What is the difference between returning auto&& and decltype(auto)?

I am trying to make template wrapper function, that should forward parameters and return value. And I can’t decide what is better to use auto&& or decltype(auto) for return type. I’ve read Scott Meyers article and understood that it is necessary to return decltype(auto) compared to auto not to strip ref_qualifiers.
As far as I understand the same argument works for using auto&& over auto.
Now I have following questions:

  1. Am I right, that there is no difference between decltype(auto) and auto&& when we return reference to object?
  2. What happens if we return rvalue object, like: return int{};? Will return value be dangling reference?
  3. What is the difference between decltype(auto) and auto&&? What better fits as forward return type?

Answer
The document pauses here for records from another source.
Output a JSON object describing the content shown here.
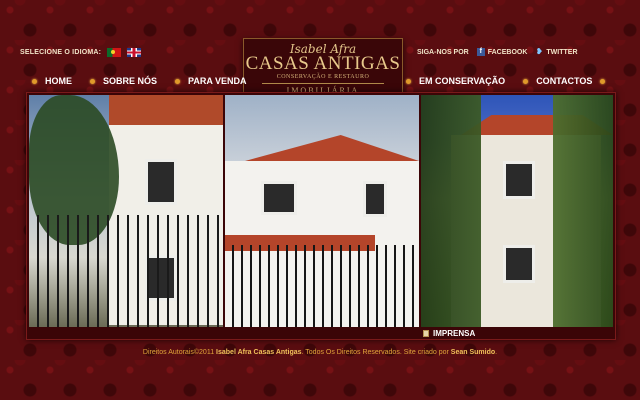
{
  "header": {
    "language_label": "SELECIONE O IDIOMA:",
    "languages": [
      "pt-flag-icon",
      "uk-flag-icon"
    ],
    "follow_label": "SIGA-NOS POR",
    "facebook_label": "FACEBOOK",
    "twitter_label": "TWITTER"
  },
  "logo": {
    "script": "Isabel Afra",
    "main": "CASAS ANTIGAS",
    "sub": "CONSERVAÇÃO E RESTAURO",
    "bottom": "IMOBILIÁRIA"
  },
  "nav": {
    "left": [
      "HOME",
      "SOBRE NÓS",
      "PARA VENDA"
    ],
    "right": [
      "EM CONSERVAÇÃO",
      "CONTACTOS"
    ]
  },
  "panel": {
    "press_label": "IMPRENSA"
  },
  "footer": {
    "prefix": "Direitos Autorais©2011",
    "company": "Isabel Afra Casas Antigas",
    "middle": ". Todos Os Direitos Reservados. Site criado por",
    "author": "Sean Sumido",
    "suffix": "."
  },
  "colors": {
    "background": "#5a0d10",
    "accent": "#e0a43a",
    "gold": "#e8c98b"
  }
}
What is the difference between decltype(auto) and auto&&?

decltype(auto) covers three cases. When returning lvalues, the return type would be T& (lvalue-reference); for xvalues, the return type would be T&& (rvalue-reference); for prvalues, the return type would be T (non-reference, i.e. return by-value).

auto&& covers only two cases. When returning lvalues, the return type would be T& (lvalue-reference); for rvalues, including xvalues and prvalues, the return type would be T&& (rvalue-reference). (Forwarding reference is always a reference.)

What happens if we return rvalue object, like: return int{};? Will return value be dangling reference?

For auto&& the return type is rvalue-reference, so yes, the returned reference is always dangling. For decltype(auto) the return type is non-reference then no such trouble.